Richard told us a powerful story.

One applicant’s handwriting analysis revealed a complex list of pros and cons. “We were told she didn’t have a super high IQ, but that she was sharp and valued doing things very quickly. She’ll make a lot of mistakes, but once she learns the job, we’d get the speed back without any mistakes. She’ll call in sick more than we’ll be happy with, but not enough to not fire her. She’ll also get along well with the other people in the office,” Richard said.

They went ahead and hired her, and Richard says she was exactly what her analysis said she would be. “She did make a lot of mistakes at first, but she did pick things up quickly and never made the same mistake twice. And yes, she did call in sick more than I was happy with - 60 times in the 5 years she worked for us,” he notes. Richard told us that she's a great employee and he doesn't regret hiring her for a moment.

Graphology helped Richard see the bigger picture of his potential employee's strengths and weaknesses. He could have easily been swayed by references who spoke about how often she called in sick in previous positions due to his own personal biases and judgments towards people like that.
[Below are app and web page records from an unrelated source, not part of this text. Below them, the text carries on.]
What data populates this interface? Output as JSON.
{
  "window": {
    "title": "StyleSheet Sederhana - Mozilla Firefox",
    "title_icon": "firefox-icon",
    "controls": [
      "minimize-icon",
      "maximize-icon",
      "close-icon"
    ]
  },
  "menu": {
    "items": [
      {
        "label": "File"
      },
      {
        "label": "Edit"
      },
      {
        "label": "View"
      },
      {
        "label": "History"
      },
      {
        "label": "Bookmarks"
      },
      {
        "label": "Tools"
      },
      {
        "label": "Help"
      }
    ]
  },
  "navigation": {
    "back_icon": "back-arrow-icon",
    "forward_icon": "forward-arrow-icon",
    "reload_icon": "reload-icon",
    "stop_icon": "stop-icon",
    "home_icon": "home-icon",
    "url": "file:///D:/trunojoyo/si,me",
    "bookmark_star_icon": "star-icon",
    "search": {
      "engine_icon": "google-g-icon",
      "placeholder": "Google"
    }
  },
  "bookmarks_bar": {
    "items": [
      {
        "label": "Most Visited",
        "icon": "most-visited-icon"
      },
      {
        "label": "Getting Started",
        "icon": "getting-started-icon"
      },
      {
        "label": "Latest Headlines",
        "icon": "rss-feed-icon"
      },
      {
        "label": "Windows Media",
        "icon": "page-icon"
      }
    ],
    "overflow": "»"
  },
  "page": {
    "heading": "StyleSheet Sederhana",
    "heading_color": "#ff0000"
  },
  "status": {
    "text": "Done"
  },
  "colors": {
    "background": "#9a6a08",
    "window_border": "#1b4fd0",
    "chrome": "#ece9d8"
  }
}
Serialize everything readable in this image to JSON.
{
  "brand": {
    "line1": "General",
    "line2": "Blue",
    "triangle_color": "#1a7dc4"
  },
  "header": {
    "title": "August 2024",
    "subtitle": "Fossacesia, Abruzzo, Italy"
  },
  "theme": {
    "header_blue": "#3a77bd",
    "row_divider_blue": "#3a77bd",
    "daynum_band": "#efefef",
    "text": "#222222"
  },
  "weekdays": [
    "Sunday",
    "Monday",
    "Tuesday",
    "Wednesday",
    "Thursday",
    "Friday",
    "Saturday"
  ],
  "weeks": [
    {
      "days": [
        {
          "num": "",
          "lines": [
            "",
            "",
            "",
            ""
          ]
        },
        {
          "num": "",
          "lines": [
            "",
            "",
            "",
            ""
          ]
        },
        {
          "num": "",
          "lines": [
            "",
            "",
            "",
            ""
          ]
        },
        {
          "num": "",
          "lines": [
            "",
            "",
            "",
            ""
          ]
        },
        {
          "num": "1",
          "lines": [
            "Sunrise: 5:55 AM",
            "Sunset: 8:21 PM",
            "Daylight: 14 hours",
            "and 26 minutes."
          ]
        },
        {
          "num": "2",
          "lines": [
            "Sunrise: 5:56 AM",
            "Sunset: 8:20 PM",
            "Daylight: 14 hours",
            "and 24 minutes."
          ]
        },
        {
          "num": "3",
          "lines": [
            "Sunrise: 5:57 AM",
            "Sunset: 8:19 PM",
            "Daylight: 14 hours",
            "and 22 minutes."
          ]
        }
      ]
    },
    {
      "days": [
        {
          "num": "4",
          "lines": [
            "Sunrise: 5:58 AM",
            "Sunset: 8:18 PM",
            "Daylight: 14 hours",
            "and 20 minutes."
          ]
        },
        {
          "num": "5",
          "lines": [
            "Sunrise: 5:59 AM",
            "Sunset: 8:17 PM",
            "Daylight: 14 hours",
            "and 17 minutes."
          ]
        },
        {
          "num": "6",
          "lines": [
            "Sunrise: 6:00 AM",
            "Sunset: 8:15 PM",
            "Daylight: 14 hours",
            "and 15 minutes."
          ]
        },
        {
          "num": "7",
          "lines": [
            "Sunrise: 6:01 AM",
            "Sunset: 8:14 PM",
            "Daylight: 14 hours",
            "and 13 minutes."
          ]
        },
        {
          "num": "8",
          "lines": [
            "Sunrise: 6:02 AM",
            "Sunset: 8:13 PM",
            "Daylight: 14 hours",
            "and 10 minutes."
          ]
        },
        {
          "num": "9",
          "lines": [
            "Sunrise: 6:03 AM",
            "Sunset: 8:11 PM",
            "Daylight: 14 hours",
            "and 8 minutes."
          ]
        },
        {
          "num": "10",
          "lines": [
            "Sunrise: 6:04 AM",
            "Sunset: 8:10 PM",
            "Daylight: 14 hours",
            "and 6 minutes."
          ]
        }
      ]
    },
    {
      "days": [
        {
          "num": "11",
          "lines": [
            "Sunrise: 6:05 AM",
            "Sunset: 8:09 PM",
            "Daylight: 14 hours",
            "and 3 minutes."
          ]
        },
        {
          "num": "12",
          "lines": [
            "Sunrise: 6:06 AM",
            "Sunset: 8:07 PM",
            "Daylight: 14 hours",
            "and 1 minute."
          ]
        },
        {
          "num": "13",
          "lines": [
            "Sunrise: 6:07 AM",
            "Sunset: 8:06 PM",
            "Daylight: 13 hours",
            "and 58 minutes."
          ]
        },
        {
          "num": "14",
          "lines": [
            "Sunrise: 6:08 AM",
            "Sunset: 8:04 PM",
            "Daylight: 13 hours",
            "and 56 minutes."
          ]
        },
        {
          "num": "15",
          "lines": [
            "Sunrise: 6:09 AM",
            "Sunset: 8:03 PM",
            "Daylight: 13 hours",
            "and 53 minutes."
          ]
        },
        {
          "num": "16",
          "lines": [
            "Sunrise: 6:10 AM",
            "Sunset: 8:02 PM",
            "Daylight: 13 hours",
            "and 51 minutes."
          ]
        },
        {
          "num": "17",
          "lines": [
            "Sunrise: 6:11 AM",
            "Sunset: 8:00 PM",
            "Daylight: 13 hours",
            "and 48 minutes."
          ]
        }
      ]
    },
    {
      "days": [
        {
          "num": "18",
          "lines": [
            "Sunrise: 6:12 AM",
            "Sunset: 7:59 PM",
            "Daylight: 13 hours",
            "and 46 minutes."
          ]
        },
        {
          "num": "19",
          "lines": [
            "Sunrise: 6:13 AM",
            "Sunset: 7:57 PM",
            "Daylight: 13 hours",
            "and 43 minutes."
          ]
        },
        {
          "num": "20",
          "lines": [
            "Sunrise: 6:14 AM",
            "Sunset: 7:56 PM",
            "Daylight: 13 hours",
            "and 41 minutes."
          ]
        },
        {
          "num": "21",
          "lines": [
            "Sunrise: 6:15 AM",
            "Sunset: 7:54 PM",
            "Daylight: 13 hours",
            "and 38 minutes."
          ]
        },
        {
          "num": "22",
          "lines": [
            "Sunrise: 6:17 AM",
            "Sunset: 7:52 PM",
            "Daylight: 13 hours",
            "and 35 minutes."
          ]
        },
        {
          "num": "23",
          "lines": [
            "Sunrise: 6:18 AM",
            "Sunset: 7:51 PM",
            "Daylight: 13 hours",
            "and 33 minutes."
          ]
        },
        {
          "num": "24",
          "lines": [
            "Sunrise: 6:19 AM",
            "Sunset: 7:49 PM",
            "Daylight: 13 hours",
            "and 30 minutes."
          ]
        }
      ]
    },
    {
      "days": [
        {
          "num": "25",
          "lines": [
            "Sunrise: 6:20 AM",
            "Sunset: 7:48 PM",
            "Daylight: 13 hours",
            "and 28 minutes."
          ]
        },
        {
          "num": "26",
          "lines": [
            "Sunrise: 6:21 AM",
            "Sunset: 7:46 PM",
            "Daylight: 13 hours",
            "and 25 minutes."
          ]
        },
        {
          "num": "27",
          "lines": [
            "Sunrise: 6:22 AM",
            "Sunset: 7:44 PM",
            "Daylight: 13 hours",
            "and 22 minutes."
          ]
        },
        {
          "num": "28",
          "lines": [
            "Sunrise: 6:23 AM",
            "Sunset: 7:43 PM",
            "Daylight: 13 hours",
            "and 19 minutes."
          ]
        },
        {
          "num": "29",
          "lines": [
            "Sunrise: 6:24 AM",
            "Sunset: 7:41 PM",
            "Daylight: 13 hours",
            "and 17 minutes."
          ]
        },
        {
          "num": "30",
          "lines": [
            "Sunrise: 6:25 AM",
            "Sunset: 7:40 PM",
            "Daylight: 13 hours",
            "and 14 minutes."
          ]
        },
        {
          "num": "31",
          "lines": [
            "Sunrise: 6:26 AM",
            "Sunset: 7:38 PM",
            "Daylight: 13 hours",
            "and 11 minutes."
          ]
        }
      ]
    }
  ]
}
This not only enabled him to see past that one weakness, but also helped him manage his expectations once he hired her.

*If you would like a sneak peek into the power of graphology for your business, CLICK HERE to get the name of the amazing guy that Richard and I use and you can check it out for yourself. (He doesn't want his name online.)*  

Here's where the true power of graphology lies. It enables you not only to hire the right person, but it gives you insights into where that employee would be best suited in your company and how to play to his or her strengths.

Richard shared the story of one hire he made for a relatively low-level position. The handwriting analysis revealed that if hired, this employee would not work well under pressure. Richard didn’t see this as a deal-breaker because of the nature of position. Five or six months after hiring her, something came up and Richard tried to throw some time-sensitive work at this employee.

“It was a disaster. She couldn’t do it. She got so flustered. It was such a mess I had to cancel my appointment,” Richard says.

But instead of considering that situation the employee’s fault, Richard considered it his failing.

Because he had the insight into that employee from the handwriting analysis, Richard says he mishandled the situation. “I knew I shouldn’t have handed something high-pressure to her. I knew that, I had that information from the analysis, and I did it anyway. That wasn’t her fault, that was mine.”


If you find yourself feeling stuck that you can't find "the right guy", give these a whirl:

1. Revisit your current employees and ask yourself how you can train them into bigger and better positions.

2. If that's not your answer, then take a deep hard look at how you're viewing applicants. Are you missing out on talent because of your own biases and judgments? I personally, and thousands of companies across the world have seen the power of graphology in getting over these biases when hiring. Be a little unorthodox and give it a shot. I think you'll be pleasantly surprised.

               *To get our FREE report on The 12 Vital Traits to Know About Your Job Applicant and to learn how graphology can uncover many of those traits, CLICK HERE. These are traits you want to get a handle on, whether you use graphology or not.*

Warning: Graphology is just another tool. It's not the end-all, be-all solution, and should be used in conjunction with other assessments, hiring best practices, and screening methods to verify any new hire or applicant.


Taking you from where you are to where you want to be,

Jon Goldman